Try it:
Nothing in the data should be altered when it is repeated in full.

Start of Block

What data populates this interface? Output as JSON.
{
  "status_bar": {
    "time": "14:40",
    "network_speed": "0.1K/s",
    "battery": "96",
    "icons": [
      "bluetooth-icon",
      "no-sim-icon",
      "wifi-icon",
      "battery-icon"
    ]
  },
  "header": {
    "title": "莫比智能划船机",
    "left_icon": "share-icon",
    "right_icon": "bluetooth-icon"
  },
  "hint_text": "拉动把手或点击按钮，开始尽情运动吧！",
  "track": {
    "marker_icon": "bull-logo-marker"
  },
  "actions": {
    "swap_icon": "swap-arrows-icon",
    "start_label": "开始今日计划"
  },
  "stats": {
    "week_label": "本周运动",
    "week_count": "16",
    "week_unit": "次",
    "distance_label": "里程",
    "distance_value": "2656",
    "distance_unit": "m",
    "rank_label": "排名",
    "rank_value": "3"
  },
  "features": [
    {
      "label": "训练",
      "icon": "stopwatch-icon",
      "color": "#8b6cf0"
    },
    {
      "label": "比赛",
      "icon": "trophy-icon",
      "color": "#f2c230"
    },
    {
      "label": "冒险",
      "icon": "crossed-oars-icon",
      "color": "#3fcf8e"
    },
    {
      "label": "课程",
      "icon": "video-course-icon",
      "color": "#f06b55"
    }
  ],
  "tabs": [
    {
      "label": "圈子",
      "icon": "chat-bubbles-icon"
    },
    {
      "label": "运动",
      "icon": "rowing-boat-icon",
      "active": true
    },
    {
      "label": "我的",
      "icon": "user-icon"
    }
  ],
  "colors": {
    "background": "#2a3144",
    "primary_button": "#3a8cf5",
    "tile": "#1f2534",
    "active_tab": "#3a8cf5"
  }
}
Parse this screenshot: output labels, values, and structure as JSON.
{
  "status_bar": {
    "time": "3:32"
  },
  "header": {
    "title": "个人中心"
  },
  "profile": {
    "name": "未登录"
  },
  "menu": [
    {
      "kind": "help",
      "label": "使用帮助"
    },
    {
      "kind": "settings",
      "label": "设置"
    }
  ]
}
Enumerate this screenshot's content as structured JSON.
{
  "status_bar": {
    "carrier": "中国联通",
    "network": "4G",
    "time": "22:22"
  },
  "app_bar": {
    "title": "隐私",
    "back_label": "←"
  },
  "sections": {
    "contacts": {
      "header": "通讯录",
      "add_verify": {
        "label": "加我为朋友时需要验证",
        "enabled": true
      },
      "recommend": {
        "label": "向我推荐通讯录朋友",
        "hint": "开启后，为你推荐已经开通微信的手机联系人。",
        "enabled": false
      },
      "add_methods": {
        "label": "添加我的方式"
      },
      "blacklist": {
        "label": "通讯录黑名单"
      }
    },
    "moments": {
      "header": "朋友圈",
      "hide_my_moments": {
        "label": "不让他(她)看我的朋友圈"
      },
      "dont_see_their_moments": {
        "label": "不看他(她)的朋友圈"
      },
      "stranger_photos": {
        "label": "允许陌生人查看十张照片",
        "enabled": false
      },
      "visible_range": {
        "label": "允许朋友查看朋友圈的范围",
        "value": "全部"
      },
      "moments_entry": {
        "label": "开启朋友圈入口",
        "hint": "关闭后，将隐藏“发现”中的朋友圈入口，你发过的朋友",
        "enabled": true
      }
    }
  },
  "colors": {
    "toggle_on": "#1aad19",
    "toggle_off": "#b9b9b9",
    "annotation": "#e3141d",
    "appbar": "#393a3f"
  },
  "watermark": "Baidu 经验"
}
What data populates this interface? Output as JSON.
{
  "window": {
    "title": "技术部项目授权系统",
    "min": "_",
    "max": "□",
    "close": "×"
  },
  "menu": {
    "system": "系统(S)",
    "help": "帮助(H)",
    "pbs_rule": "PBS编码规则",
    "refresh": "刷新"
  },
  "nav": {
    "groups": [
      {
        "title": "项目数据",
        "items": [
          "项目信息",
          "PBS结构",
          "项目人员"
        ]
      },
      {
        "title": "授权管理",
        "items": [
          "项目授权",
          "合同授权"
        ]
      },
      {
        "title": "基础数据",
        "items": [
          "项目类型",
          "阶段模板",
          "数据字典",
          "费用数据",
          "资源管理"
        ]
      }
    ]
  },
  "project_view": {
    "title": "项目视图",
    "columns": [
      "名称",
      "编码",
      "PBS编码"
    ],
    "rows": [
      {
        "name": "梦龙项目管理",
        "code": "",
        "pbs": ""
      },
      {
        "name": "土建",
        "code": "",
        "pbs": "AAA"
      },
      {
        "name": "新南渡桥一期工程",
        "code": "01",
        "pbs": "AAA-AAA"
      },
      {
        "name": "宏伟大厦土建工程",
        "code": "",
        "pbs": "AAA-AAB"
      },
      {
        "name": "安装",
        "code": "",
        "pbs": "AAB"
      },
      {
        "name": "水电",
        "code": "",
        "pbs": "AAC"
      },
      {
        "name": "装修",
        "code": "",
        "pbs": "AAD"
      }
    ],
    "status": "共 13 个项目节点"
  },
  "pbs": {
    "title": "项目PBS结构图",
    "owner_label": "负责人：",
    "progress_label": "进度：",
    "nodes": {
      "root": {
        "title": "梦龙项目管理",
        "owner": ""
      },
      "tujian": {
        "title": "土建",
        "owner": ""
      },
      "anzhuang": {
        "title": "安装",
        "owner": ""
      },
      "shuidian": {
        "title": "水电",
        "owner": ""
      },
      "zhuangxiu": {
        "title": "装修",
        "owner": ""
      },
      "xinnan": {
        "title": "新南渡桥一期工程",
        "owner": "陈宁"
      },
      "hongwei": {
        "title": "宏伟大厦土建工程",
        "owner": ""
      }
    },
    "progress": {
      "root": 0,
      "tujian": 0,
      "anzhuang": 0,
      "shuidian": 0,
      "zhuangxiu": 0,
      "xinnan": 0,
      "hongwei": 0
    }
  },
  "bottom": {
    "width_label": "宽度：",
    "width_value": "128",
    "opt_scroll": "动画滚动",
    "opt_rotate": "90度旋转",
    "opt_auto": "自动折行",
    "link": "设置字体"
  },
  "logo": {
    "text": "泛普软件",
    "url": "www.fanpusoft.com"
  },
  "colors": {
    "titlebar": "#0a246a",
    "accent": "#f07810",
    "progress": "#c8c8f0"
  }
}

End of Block

Written answer:
What data populates this interface? Output as JSON.
{
  "status_bar": {
    "time": "14:40",
    "network_speed": "0.1K/s",
    "battery": "96",
    "icons": [
      "bluetooth-icon",
      "no-sim-icon",
      "wifi-icon",
      "battery-icon"
    ]
  },
  "header": {
    "title": "莫比智能划船机",
    "left_icon": "share-icon",
    "right_icon": "bluetooth-icon"
  },
  "hint_text": "拉动把手或点击按钮，开始尽情运动吧！",
  "track": {
    "marker_icon": "bull-logo-marker"
  },
  "actions": {
    "swap_icon": "swap-arrows-icon",
    "start_label": "开始今日计划"
  },
  "stats": {
    "week_label": "本周运动",
    "week_count": "16",
    "week_unit": "次",
    "distance_label": "里程",
    "distance_value": "2656",
    "distance_unit": "m",
    "rank_label": "排名",
    "rank_value": "3"
  },
  "features": [
    {
      "label": "训练",
      "icon": "stopwatch-icon",
      "color": "#8b6cf0"
    },
    {
      "label": "比赛",
      "icon": "trophy-icon",
      "color": "#f2c230"
    },
    {
      "label": "冒险",
      "icon": "crossed-oars-icon",
      "color": "#3fcf8e"
    },
    {
      "label": "课程",
      "icon": "video-course-icon",
      "color": "#f06b55"
    }
  ],
  "tabs": [
    {
      "label": "圈子",
      "icon": "chat-bubbles-icon"
    },
    {
      "label": "运动",
      "icon": "rowing-boat-icon",
      "active": true
    },
    {
      "label": "我的",
      "icon": "user-icon"
    }
  ],
  "colors": {
    "background": "#2a3144",
    "primary_button": "#3a8cf5",
    "tile": "#1f2534",
    "active_tab": "#3a8cf5"
  }
}
Parse this screenshot: output labels, values, and structure as JSON.
{
  "status_bar": {
    "time": "3:32"
  },
  "header": {
    "title": "个人中心"
  },
  "profile": {
    "name": "未登录"
  },
  "menu": [
    {
      "kind": "help",
      "label": "使用帮助"
    },
    {
      "kind": "settings",
      "label": "设置"
    }
  ]
}
Enumerate this screenshot's content as structured JSON.
{
  "status_bar": {
    "carrier": "中国联通",
    "network": "4G",
    "time": "22:22"
  },
  "app_bar": {
    "title": "隐私",
    "back_label": "←"
  },
  "sections": {
    "contacts": {
      "header": "通讯录",
      "add_verify": {
        "label": "加我为朋友时需要验证",
        "enabled": true
      },
      "recommend": {
        "label": "向我推荐通讯录朋友",
        "hint": "开启后，为你推荐已经开通微信的手机联系人。",
        "enabled": false
      },
      "add_methods": {
        "label": "添加我的方式"
      },
      "blacklist": {
        "label": "通讯录黑名单"
      }
    },
    "moments": {
      "header": "朋友圈",
      "hide_my_moments": {
        "label": "不让他(她)看我的朋友圈"
      },
      "dont_see_their_moments": {
        "label": "不看他(她)的朋友圈"
      },
      "stranger_photos": {
        "label": "允许陌生人查看十张照片",
        "enabled": false
      },
      "visible_range": {
        "label": "允许朋友查看朋友圈的范围",
        "value": "全部"
      },
      "moments_entry": {
        "label": "开启朋友圈入口",
        "hint": "关闭后，将隐藏“发现”中的朋友圈入口，你发过的朋友",
        "enabled": true
      }
    }
  },
  "colors": {
    "toggle_on": "#1aad19",
    "toggle_off": "#b9b9b9",
    "annotation": "#e3141d",
    "appbar": "#393a3f"
  },
  "watermark": "Baidu 经验"
}
What data populates this interface? Output as JSON.
{
  "window": {
    "title": "技术部项目授权系统",
    "min": "_",
    "max": "□",
    "close": "×"
  },
  "menu": {
    "system": "系统(S)",
    "help": "帮助(H)",
    "pbs_rule": "PBS编码规则",
    "refresh": "刷新"
  },
  "nav": {
    "groups": [
      {
        "title": "项目数据",
        "items": [
          "项目信息",
          "PBS结构",
          "项目人员"
        ]
      },
      {
        "title": "授权管理",
        "items": [
          "项目授权",
          "合同授权"
        ]
      },
      {
        "title": "基础数据",
        "items": [
          "项目类型",
          "阶段模板",
          "数据字典",
          "费用数据",
          "资源管理"
        ]
      }
    ]
  },
  "project_view": {
    "title": "项目视图",
    "columns": [
      "名称",
      "编码",
      "PBS编码"
    ],
    "rows": [
      {
        "name": "梦龙项目管理",
        "code": "",
        "pbs": ""
      },
      {
        "name": "土建",
        "code": "",
        "pbs": "AAA"
      },
      {
        "name": "新南渡桥一期工程",
        "code": "01",
        "pbs": "AAA-AAA"
      },
      {
        "name": "宏伟大厦土建工程",
        "code": "",
        "pbs": "AAA-AAB"
      },
      {
        "name": "安装",
        "code": "",
        "pbs": "AAB"
      },
      {
        "name": "水电",
        "code": "",
        "pbs": "AAC"
      },
      {
        "name": "装修",
        "code": "",
        "pbs": "AAD"
      }
    ],
    "status": "共 13 个项目节点"
  },
  "pbs": {
    "title": "项目PBS结构图",
    "owner_label": "负责人：",
    "progress_label": "进度：",
    "nodes": {
      "root": {
        "title": "梦龙项目管理",
        "owner": ""
      },
      "tujian": {
        "title": "土建",
        "owner": ""
      },
      "anzhuang": {
        "title": "安装",
        "owner": ""
      },
      "shuidian": {
        "title": "水电",
        "owner": ""
      },
      "zhuangxiu": {
        "title": "装修",
        "owner": ""
      },
      "xinnan": {
        "title": "新南渡桥一期工程",
        "owner": "陈宁"
      },
      "hongwei": {
        "title": "宏伟大厦土建工程",
        "owner": ""
      }
    },
    "progress": {
      "root": 0,
      "tujian": 0,
      "anzhuang": 0,
      "shuidian": 0,
      "zhuangxiu": 0,
      "xinnan": 0,
      "hongwei": 0
    }
  },
  "bottom": {
    "width_label": "宽度：",
    "width_value": "128",
    "opt_scroll": "动画滚动",
    "opt_rotate": "90度旋转",
    "opt_auto": "自动折行",
    "link": "设置字体"
  },
  "logo": {
    "text": "泛普软件",
    "url": "www.fanpusoft.com"
  },
  "colors": {
    "titlebar": "#0a246a",
    "accent": "#f07810",
    "progress": "#c8c8f0"
  }
}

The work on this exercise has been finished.